Her effort to revive the medical functioning of Ukraine was bolstered when Shchebet informed her story to NPR in March. She says that some 50 medical professionals from the U.S. and Europe discovered her by social media and provided to assist. Some despatched provides together with giant packages of antibiotics. Others provided psychological consultations to sufferers (for which Shchebet served as interpreter) and trainings to Ukrainian psychologists. “It was very useful,” she says, “and I am past grateful.”
Shchebet’s daily is a jarring mixture of the routine and the acute, each bringing the opposite into sharper reduction. “After all, we are attempting to cherish our lives and cherish all these minutes of calm between air raid sirens,” she says. That signifies that she meets buddies on the cafe or cinema when it is secure. “However generally the entire thing is interrupted with air raid sirens, so you do not know the way it ends,” she says with amusing.
Again after we spoke in March, Shchebet says the acute stress was insufferable. However she’s amazed at how she and different Ukrainians have grown accustomed to their new actuality. “Now I do know that folks truly are distinctive creatures,” she says. “And so they can [get] used to every part.”

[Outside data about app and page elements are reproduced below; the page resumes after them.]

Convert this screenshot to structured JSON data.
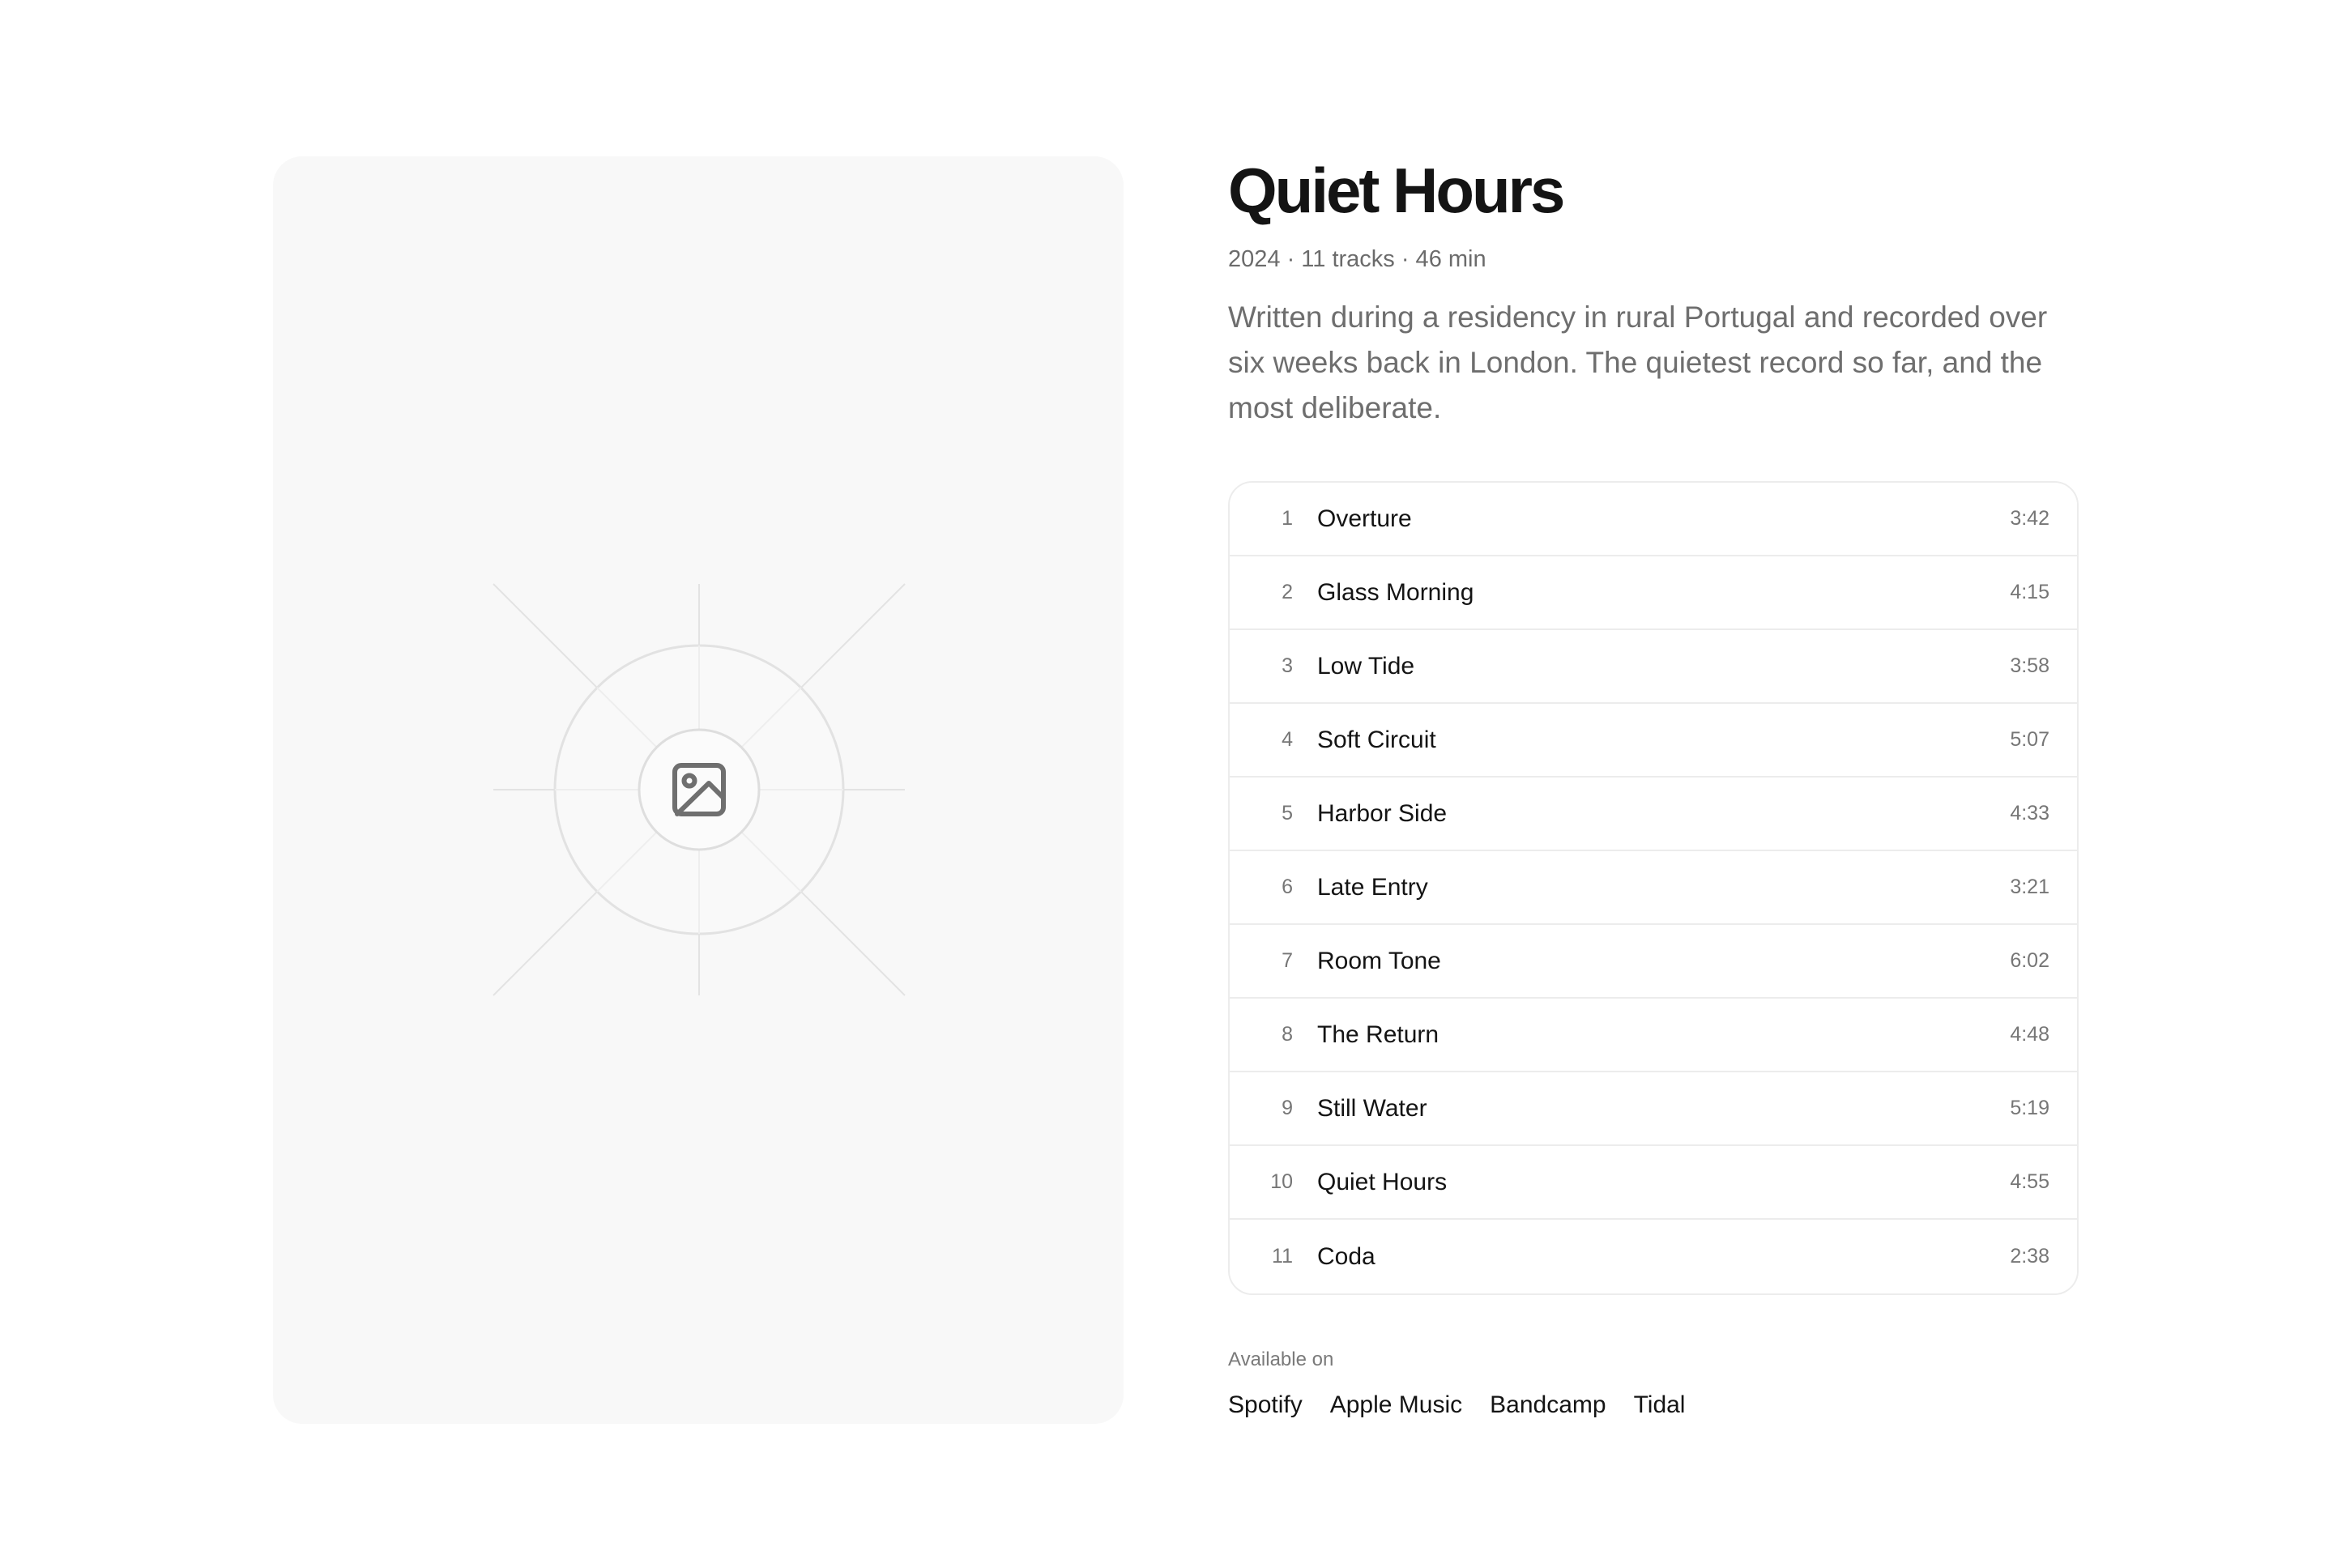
{
  "album": {
    "title": "Quiet Hours",
    "meta": "2024 · 11 tracks · 46 min",
    "description": "Written during a residency in rural Portugal and recorded over six weeks back in London. The quietest record so far, and the most deliberate.",
    "cover_icon": "image-placeholder-icon"
  },
  "tracks": [
    {
      "num": "1",
      "title": "Overture",
      "duration": "3:42"
    },
    {
      "num": "2",
      "title": "Glass Morning",
      "duration": "4:15"
    },
    {
      "num": "3",
      "title": "Low Tide",
      "duration": "3:58"
    },
    {
      "num": "4",
      "title": "Soft Circuit",
      "duration": "5:07"
    },
    {
      "num": "5",
      "title": "Harbor Side",
      "duration": "4:33"
    },
    {
      "num": "6",
      "title": "Late Entry",
      "duration": "3:21"
    },
    {
      "num": "7",
      "title": "Room Tone",
      "duration": "6:02"
    },
    {
      "num": "8",
      "title": "The Return",
      "duration": "4:48"
    },
    {
      "num": "9",
      "title": "Still Water",
      "duration": "5:19"
    },
    {
      "num": "10",
      "title": "Quiet Hours",
      "duration": "4:55"
    },
    {
      "num": "11",
      "title": "Coda",
      "duration": "2:38"
    }
  ],
  "availability": {
    "label": "Available on",
    "platforms": [
      "Spotify",
      "Apple Music",
      "Bandcamp",
      "Tidal"
    ]
  }
}
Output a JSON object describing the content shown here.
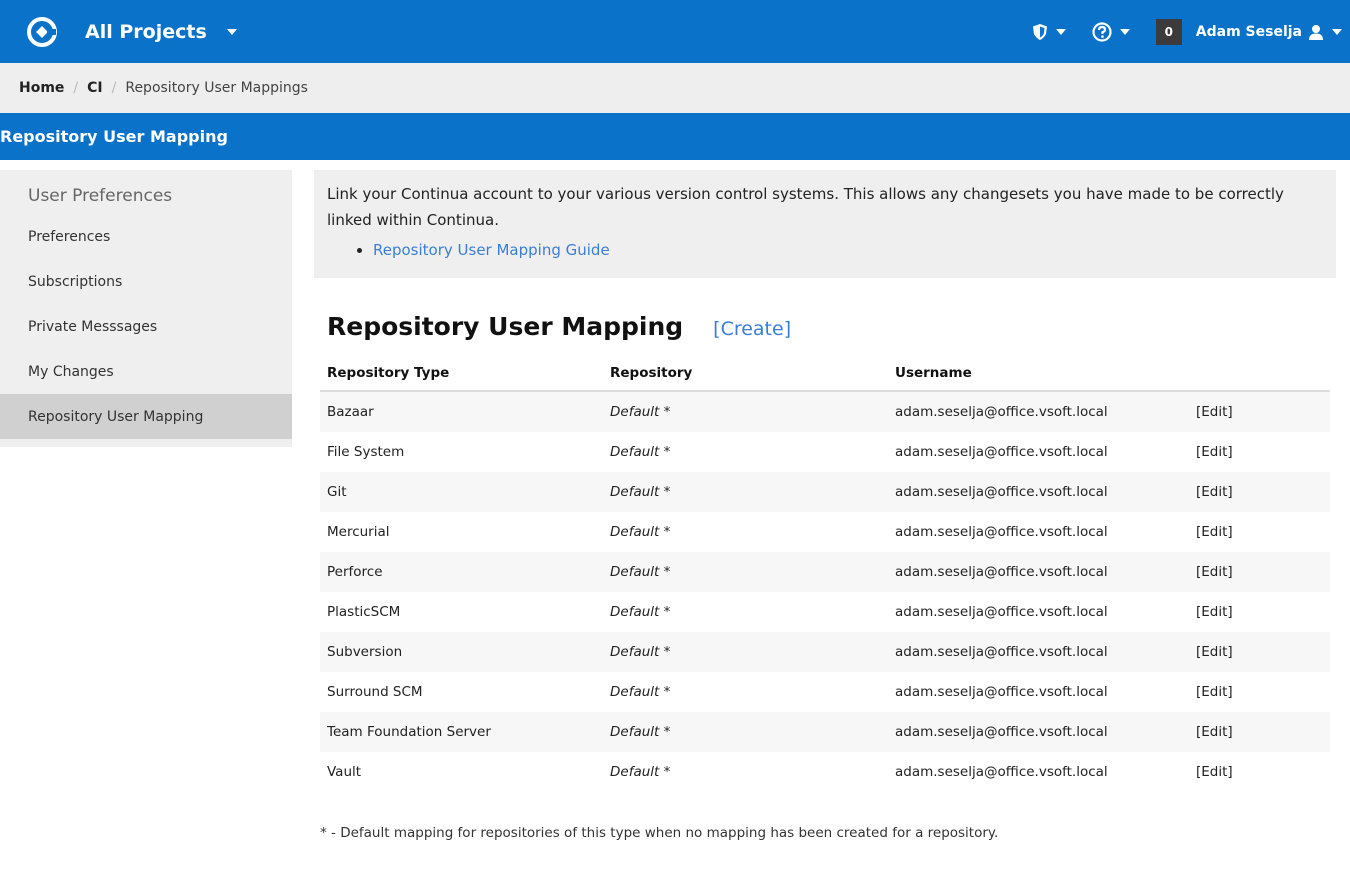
{
  "topbar": {
    "brand": "All Projects",
    "notification_count": "0",
    "user_name": "Adam Seselja",
    "icons": [
      "continua-logo-icon",
      "shield-icon",
      "help-icon",
      "user-icon"
    ],
    "color": "#0a73c9"
  },
  "breadcrumb": {
    "items": [
      "Home",
      "CI",
      "Repository User Mappings"
    ]
  },
  "section": {
    "title": "Repository User Mapping"
  },
  "sidebar": {
    "title": "User Preferences",
    "items": [
      {
        "label": "Preferences"
      },
      {
        "label": "Subscriptions"
      },
      {
        "label": "Private Messsages"
      },
      {
        "label": "My Changes"
      },
      {
        "label": "Repository User Mapping",
        "active": true
      }
    ]
  },
  "info": {
    "text": "Link your Continua account to your various version control systems. This allows any changesets you have made to be correctly linked within Continua.",
    "link": "Repository User Mapping Guide"
  },
  "main": {
    "heading": "Repository User Mapping",
    "create_label": "[Create]",
    "columns": [
      "Repository Type",
      "Repository",
      "Username"
    ],
    "rows": [
      {
        "type": "Bazaar",
        "repository": "Default *",
        "username": "adam.seselja@office.vsoft.local",
        "action": "[Edit]"
      },
      {
        "type": "File System",
        "repository": "Default *",
        "username": "adam.seselja@office.vsoft.local",
        "action": "[Edit]"
      },
      {
        "type": "Git",
        "repository": "Default *",
        "username": "adam.seselja@office.vsoft.local",
        "action": "[Edit]"
      },
      {
        "type": "Mercurial",
        "repository": "Default *",
        "username": "adam.seselja@office.vsoft.local",
        "action": "[Edit]"
      },
      {
        "type": "Perforce",
        "repository": "Default *",
        "username": "adam.seselja@office.vsoft.local",
        "action": "[Edit]"
      },
      {
        "type": "PlasticSCM",
        "repository": "Default *",
        "username": "adam.seselja@office.vsoft.local",
        "action": "[Edit]"
      },
      {
        "type": "Subversion",
        "repository": "Default *",
        "username": "adam.seselja@office.vsoft.local",
        "action": "[Edit]"
      },
      {
        "type": "Surround SCM",
        "repository": "Default *",
        "username": "adam.seselja@office.vsoft.local",
        "action": "[Edit]"
      },
      {
        "type": "Team Foundation Server",
        "repository": "Default *",
        "username": "adam.seselja@office.vsoft.local",
        "action": "[Edit]"
      },
      {
        "type": "Vault",
        "repository": "Default *",
        "username": "adam.seselja@office.vsoft.local",
        "action": "[Edit]"
      }
    ],
    "footnote": "* - Default mapping for repositories of this type when no mapping has been created for a repository."
  }
}
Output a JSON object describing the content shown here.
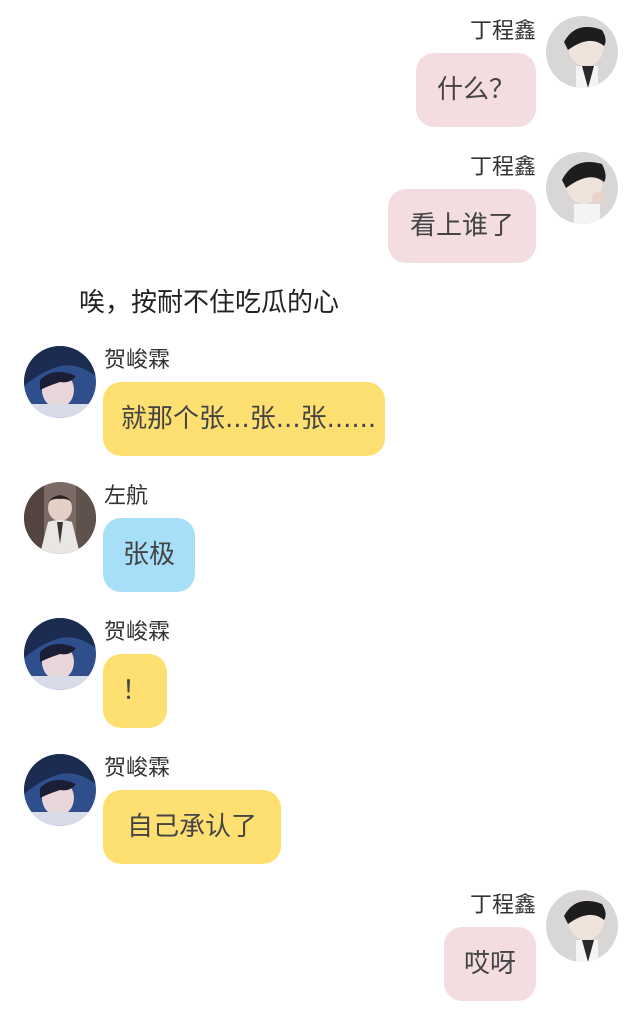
{
  "colors": {
    "pink_bubble": "#f4dde0",
    "yellow_bubble": "#fedf72",
    "blue_bubble": "#a7dff8"
  },
  "messages": [
    {
      "sender": "丁程鑫",
      "text": "什么？",
      "side": "right",
      "bubble_color": "pink"
    },
    {
      "sender": "丁程鑫",
      "text": "看上谁了",
      "side": "right",
      "bubble_color": "pink"
    },
    {
      "narration": "唉，按耐不住吃瓜的心"
    },
    {
      "sender": "贺峻霖",
      "text": "就那个张...张...张......",
      "side": "left",
      "bubble_color": "yellow"
    },
    {
      "sender": "左航",
      "text": "张极",
      "side": "left",
      "bubble_color": "blue"
    },
    {
      "sender": "贺峻霖",
      "text": "！",
      "side": "left",
      "bubble_color": "yellow"
    },
    {
      "sender": "贺峻霖",
      "text": "自己承认了",
      "side": "left",
      "bubble_color": "yellow"
    },
    {
      "sender": "丁程鑫",
      "text": "哎呀",
      "side": "right",
      "bubble_color": "pink"
    }
  ]
}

“We misplaced our folks. We misplaced our troopers. We misplaced numerous docs [and] kids, sadly,” she admits. “However we’re preventing and I feel we’re doing nice with the assist of all of the world. And that is unbelievable, truly.”